Now that we are well into the school year I wanted to touch base on our community policing efforts regarding college parties.  As UMD grew so did the number of college parties.  Beginning in the 1990’s college parties began to take up more and more police resources.  As we rolled into the 2000’s it became common that there were so many reported parties that officers frequently were not able to get to all of them.  Five years ago the college parties and neighborhood problems were receiving a lot of media attention and it began to reflect poorly on our City.  Neighbors were frustrated, police were frustrated and things only seemed to be getting worse.  Through hard work and collaboration we have had tremendous success in reducing the number of party calls in our college neighborhoods over the last few years.  An effective and strong partnership with UMD, new and tougher housing ordinances, landlord e-mail notification, improved resource allocation, effective enforcement and follow-up the number of party calls have plummeted.  During September 2007 we responded to 124 party calls in neighborhoods around UMD.  During the first four weeks of college this year we responded to just 61 party calls.  That is over a 50% reduction in party calls.  A special thanks to UMD, the Campus Neighbors Group, our hard working officers, Lieutenant Eric Rish, and all the others who have worked in collaboration with us to reduce parties and improve our great neighborhoods. 

Friday, October 7, 2011

Drug Arrests

Last week the department rounded up almost 30 suspects involved in illegal prescription drug sales.  The ATF is working with us on having the case federally prosecuted due to the volume of sales, guns involved, and long criminal hostories of many of the suspects.  As I read the names of those arrested I recognized many of them as habitual offenders - for years.  With the ATF and US Attorney involved we know there will be some long sentences coming down on them.  Bad guys + their guns arrested = a safer community.  Good work to our drug unit, ATF and the US Attorney's Office.

Tuesday, October 4, 2011

Party Calls and Fires

Over the last four years police staff have made a concerted effort to reduce the number of disturbances associated with college parties in the eastern neighborhoods.  Through education, landlord notification, tough enforcement, increased penalties, new ordinances and collaborating with UMD we have seen a substantial drop in the number college parties.  911 calls and police records indicate we are receiving almost 50% less party calls than we were in 2007.   That is tremendous statistic to report.  Our officers have worked  diligently to make a difference and it shows. 

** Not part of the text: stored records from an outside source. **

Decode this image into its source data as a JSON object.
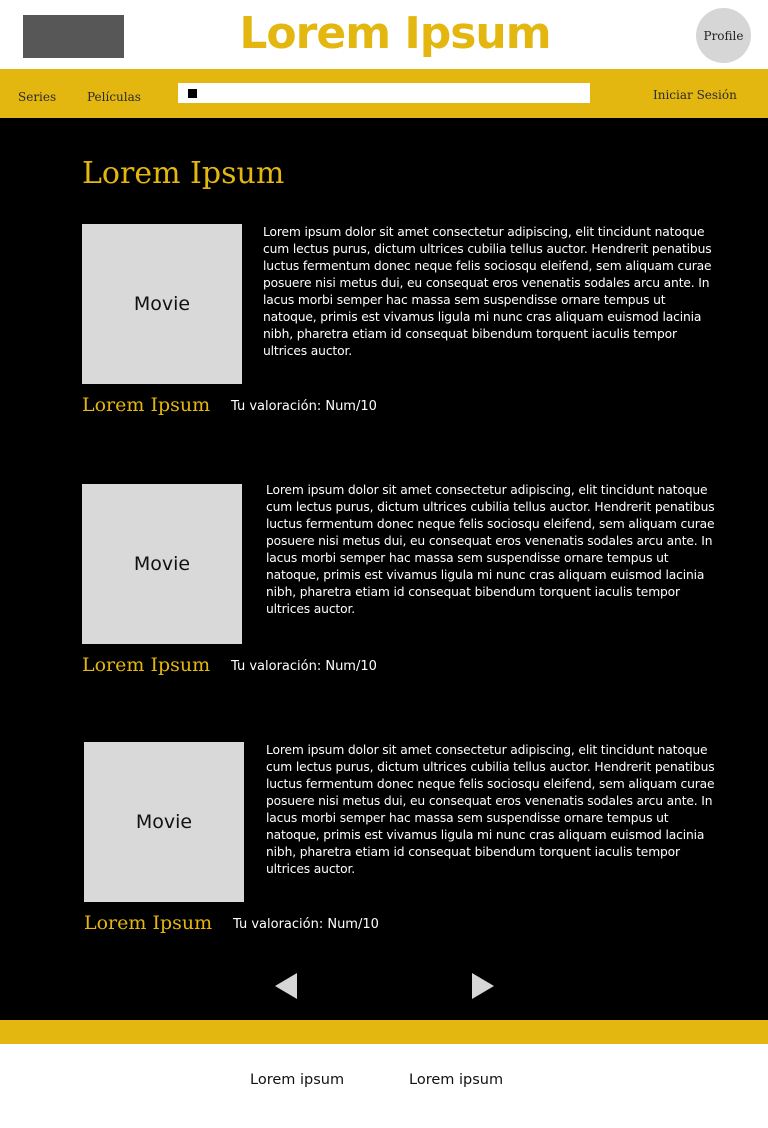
{
  "header": {
    "brand": "Lorem Ipsum",
    "profile_label": "Profile"
  },
  "nav": {
    "series": "Series",
    "peliculas": "Películas",
    "login": "Iniciar Sesión",
    "search_value": ""
  },
  "main": {
    "section_title": "Lorem Ipsum",
    "movies": [
      {
        "poster_label": "Movie",
        "description": "Lorem ipsum dolor sit amet consectetur adipiscing, elit tincidunt natoque cum lectus purus, dictum ultrices cubilia tellus auctor. Hendrerit penatibus luctus fermentum donec neque felis sociosqu eleifend, sem aliquam curae posuere nisi metus dui, eu consequat eros venenatis sodales arcu ante. In lacus morbi semper hac massa sem suspendisse ornare tempus ut natoque, primis est vivamus ligula mi nunc cras aliquam euismod lacinia nibh, pharetra etiam id consequat bibendum torquent iaculis tempor ultrices auctor.",
        "title": "Lorem Ipsum",
        "rating": "Tu valoración: Num/10"
      },
      {
        "poster_label": "Movie",
        "description": "Lorem ipsum dolor sit amet consectetur adipiscing, elit tincidunt natoque cum lectus purus, dictum ultrices cubilia tellus auctor. Hendrerit penatibus luctus fermentum donec neque felis sociosqu eleifend, sem aliquam curae posuere nisi metus dui, eu consequat eros venenatis sodales arcu ante. In lacus morbi semper hac massa sem suspendisse ornare tempus ut natoque, primis est vivamus ligula mi nunc cras aliquam euismod lacinia nibh, pharetra etiam id consequat bibendum torquent iaculis tempor ultrices auctor.",
        "title": "Lorem Ipsum",
        "rating": "Tu valoración: Num/10"
      },
      {
        "poster_label": "Movie",
        "description": "Lorem ipsum dolor sit amet consectetur adipiscing, elit tincidunt natoque cum lectus purus, dictum ultrices cubilia tellus auctor. Hendrerit penatibus luctus fermentum donec neque felis sociosqu eleifend, sem aliquam curae posuere nisi metus dui, eu consequat eros venenatis sodales arcu ante. In lacus morbi semper hac massa sem suspendisse ornare tempus ut natoque, primis est vivamus ligula mi nunc cras aliquam euismod lacinia nibh, pharetra etiam id consequat bibendum torquent iaculis tempor ultrices auctor.",
        "title": "Lorem Ipsum",
        "rating": "Tu valoración: Num/10"
      }
    ]
  },
  "pagination": {
    "prev_icon": "triangle-left-icon",
    "next_icon": "triangle-right-icon"
  },
  "footer": {
    "links": [
      "Lorem ipsum",
      "Lorem ipsum"
    ]
  },
  "colors": {
    "accent": "#e3b70f",
    "background": "#000000",
    "poster": "#d9d9d9",
    "logo_placeholder": "#575757",
    "profile_circle": "#d6d6d6"
  }
}
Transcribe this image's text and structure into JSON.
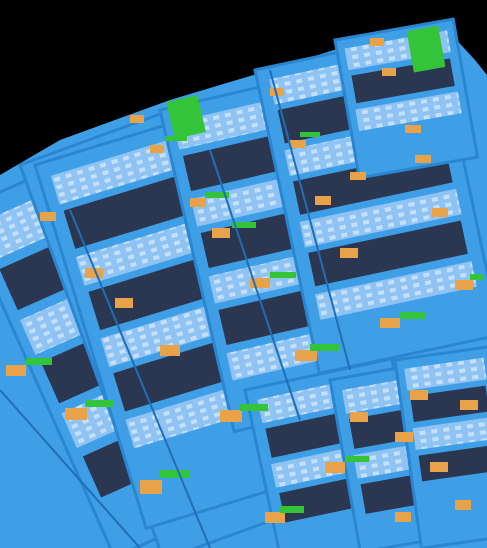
{
  "scene": {
    "description_visible_text": "",
    "palette": {
      "background": "#000000",
      "panel": "#3f9fe6",
      "panel_edge": "#2a86d0",
      "inner": "#8ec3f3",
      "dark_strip": "#2b3650",
      "pad": "#e8a24a",
      "green": "#34c43a"
    }
  }
}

On another note, there were a couple of arson fires over the weekend.  Most notably the brand new playground at Lester Park Elementary was burned to the ground.  The neighborhood has been shaken by this senseless act-with a price tag of upwards of $50,000.  I am confident arson investigators will solve this crime in short order as they have some strong leads they are following up on. 

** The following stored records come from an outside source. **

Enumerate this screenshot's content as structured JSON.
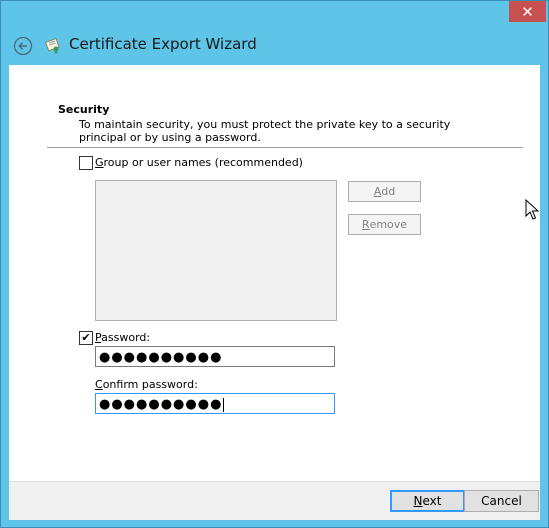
{
  "window": {
    "title": "Certificate Export Wizard",
    "close_glyph": "✕"
  },
  "security": {
    "heading": "Security",
    "description": "To maintain security, you must protect the private key to a security principal or by using a password."
  },
  "group_option": {
    "checked": false,
    "label_underlined": "G",
    "label_rest": "roup or user names (recommended)"
  },
  "group_buttons": {
    "add_label_underlined": "A",
    "add_label_rest": "dd",
    "remove_label_underlined": "R",
    "remove_label_rest": "emove"
  },
  "password_option": {
    "checked": true,
    "check_glyph": "✔",
    "label_underlined": "P",
    "label_rest": "assword:"
  },
  "password_field": {
    "masked_value": "●●●●●●●●●●"
  },
  "confirm_label": {
    "label_underlined": "C",
    "label_rest": "onfirm password:"
  },
  "confirm_field": {
    "masked_value": "●●●●●●●●●●"
  },
  "footer": {
    "next_underlined": "N",
    "next_rest": "ext",
    "cancel_label": "Cancel"
  },
  "colors": {
    "title_bar": "#5ec4e8",
    "close_button": "#c75050",
    "focus_border": "#3399ff"
  },
  "icons": {
    "back": "back-arrow-icon",
    "wizard": "certificate-icon",
    "close": "close-icon",
    "pointer": "mouse-pointer-icon"
  }
}
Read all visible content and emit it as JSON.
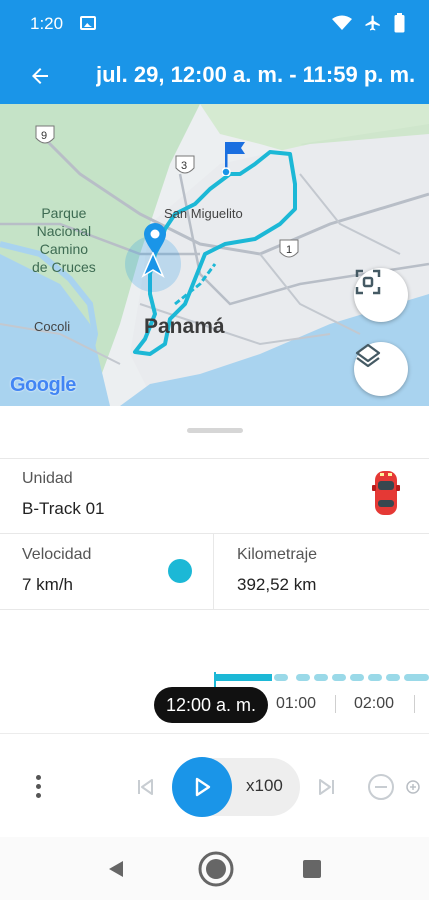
{
  "status_bar": {
    "time": "1:20",
    "icons": [
      "image-icon",
      "wifi-icon",
      "airplane-icon",
      "battery-icon"
    ]
  },
  "app_bar": {
    "title": "jul. 29, 12:00 a. m. - 11:59 p. m.",
    "back_icon": "arrow-left-icon"
  },
  "map": {
    "labels": {
      "park": "Parque\nNacional\nCamino\nde Cruces",
      "san_miguelito": "San Miguelito",
      "panama": "Panamá",
      "cocoli": "Cocoli",
      "route_9": "9",
      "route_3": "3",
      "route_1": "1"
    },
    "attribution": "Google",
    "buttons": {
      "fit_bounds_icon": "focus-frame-icon",
      "layers_icon": "layers-icon"
    },
    "colors": {
      "route": "#1cb8d6",
      "flag": "#1a6fe0",
      "marker": "#1a95e8"
    }
  },
  "sheet": {
    "unit_label": "Unidad",
    "unit_value": "B-Track 01",
    "speed_label": "Velocidad",
    "speed_value": "7 km/h",
    "odometer_label": "Kilometraje",
    "odometer_value": "392,52 km",
    "vehicle_icon": "car-icon"
  },
  "timeline": {
    "current_time": "12:00 a. m.",
    "ticks": [
      "01:00",
      "02:00"
    ]
  },
  "player": {
    "speed_multiplier": "x100",
    "icons": {
      "more": "more-vertical-icon",
      "previous": "skip-previous-icon",
      "play": "play-icon",
      "next": "skip-next-icon",
      "zoom_out": "zoom-out-icon",
      "zoom_in": "zoom-in-icon"
    }
  },
  "colors": {
    "primary": "#1a95e8",
    "accent": "#1cb8d6",
    "pill": "#111111"
  }
}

Monday, October 3, 2011


We are following an increase in burglaries in the the East End, Endion and Congdon neighborhoods. They are occurring during day light hours when the resident's are gone.  We have received good suspect information and have increased presence in those neighborhoods, but our best defense is you.  Report suspicious activity to 911.  We apprehended a few burglars last year who were hitting homes in the country and on the out-skirts of the City with an interesting scheme.  They would send a woman to the door while the men hid in the car.  If someone would answer the door she would ask if "Joe is home?" and would leave.  If no one would answer she would summon the other crooks out of the car and they would kick in a door and help themselves to what they wanted.  This is a fairly common trick, so if you have someone coming to your door asking a question that seems a bit odd we would always recommend a 911 call than not.  Also, be sure to get the license plate and good description of any vehicle they may drive (a photo is always great as well).

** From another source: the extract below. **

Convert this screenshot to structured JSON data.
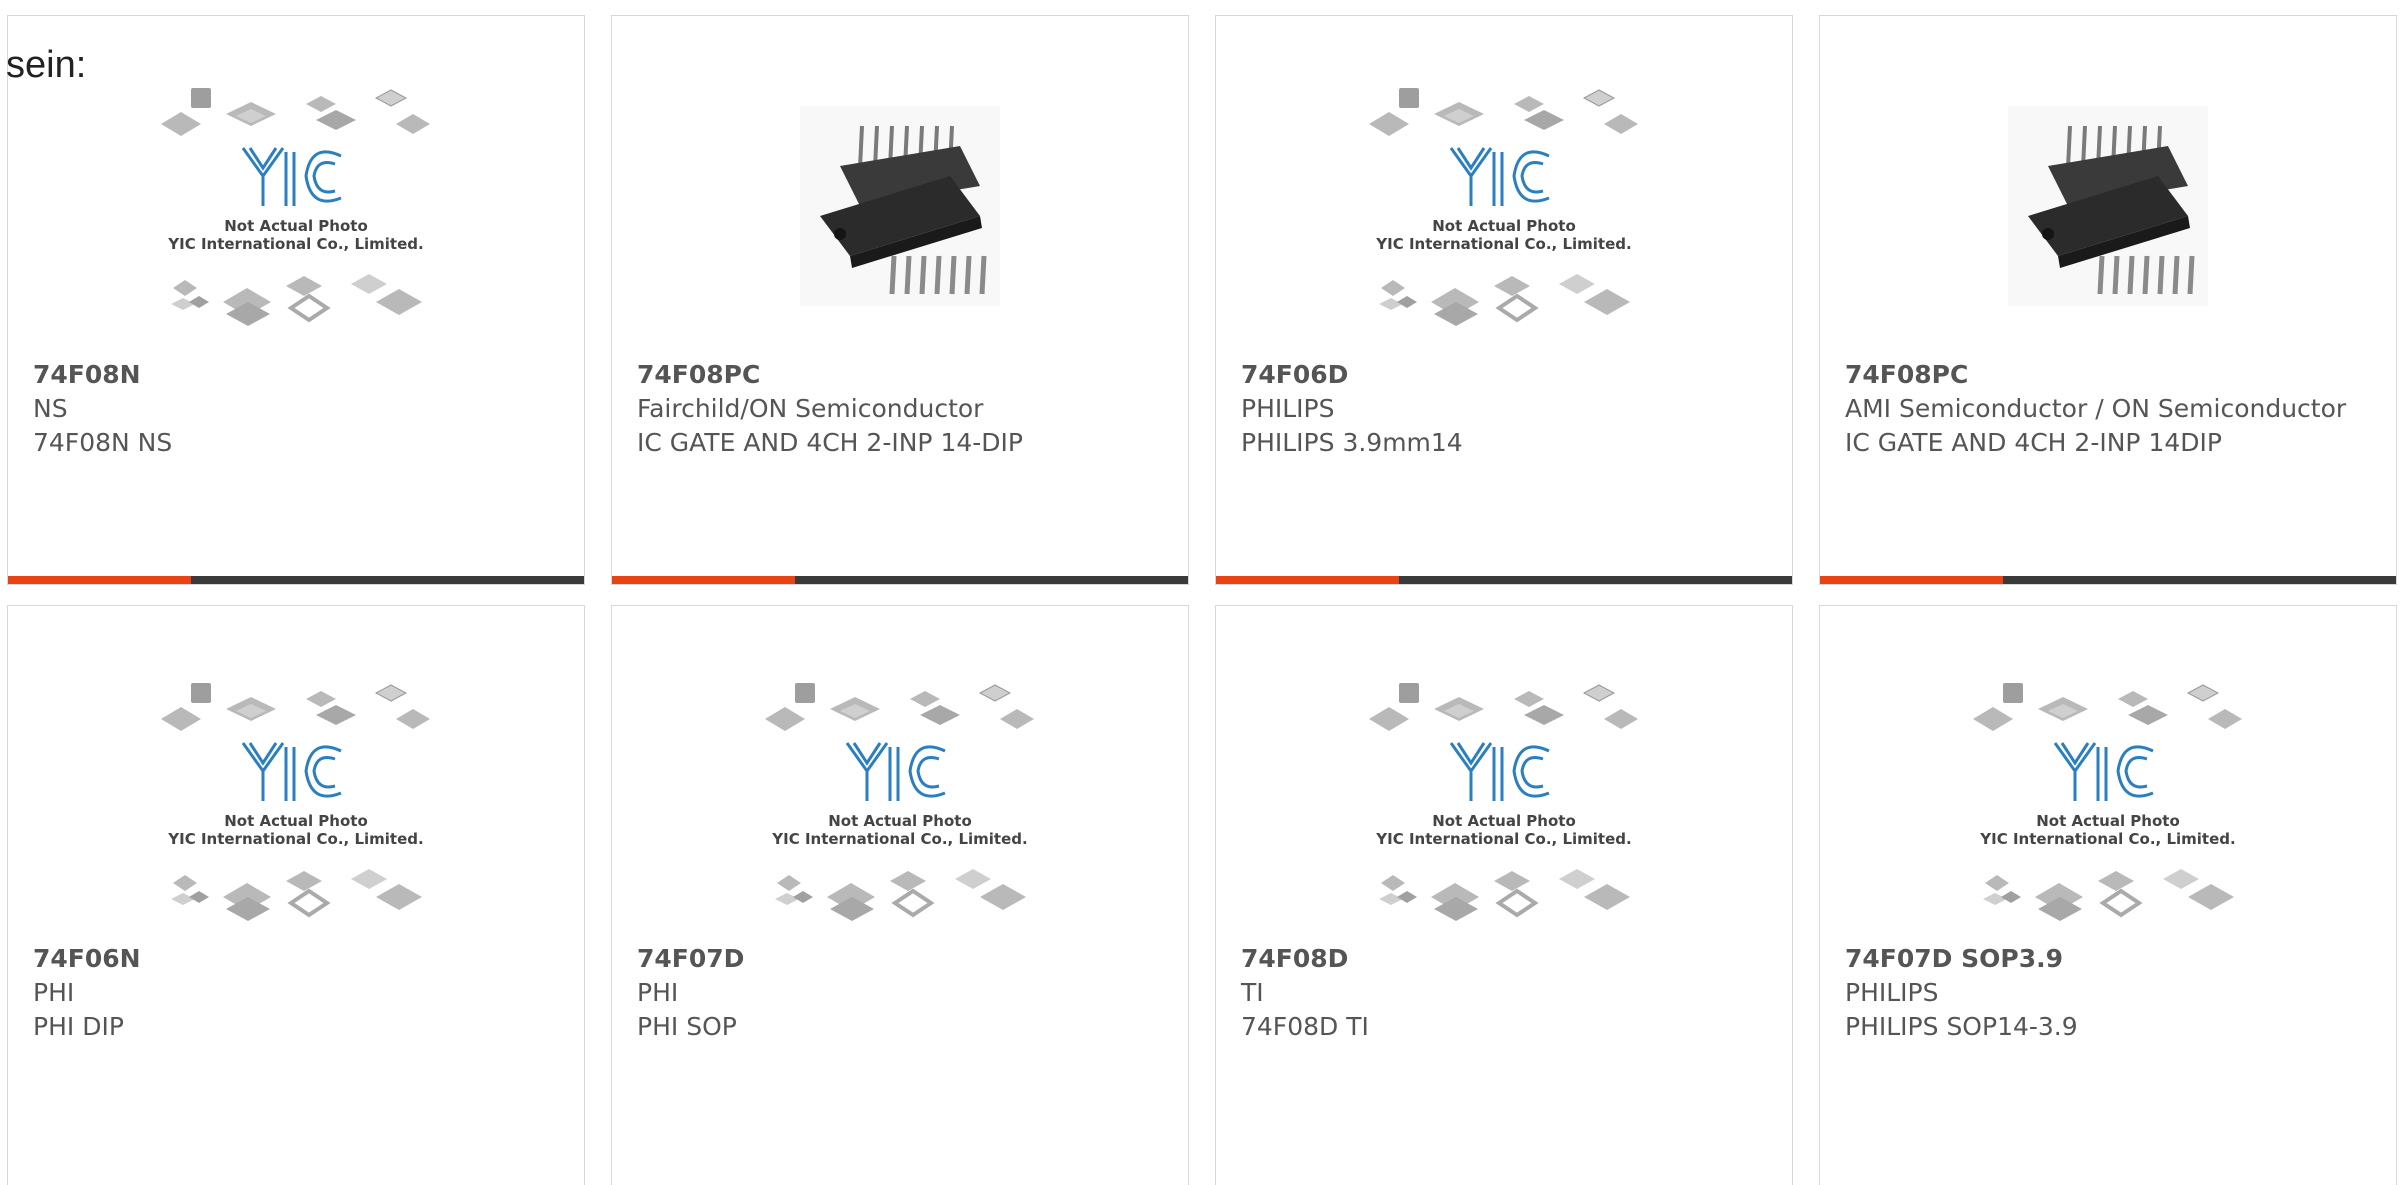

While burglaries are down from years past, we must continue to remain vigilant and push for stronger sentences for our chronic offenders.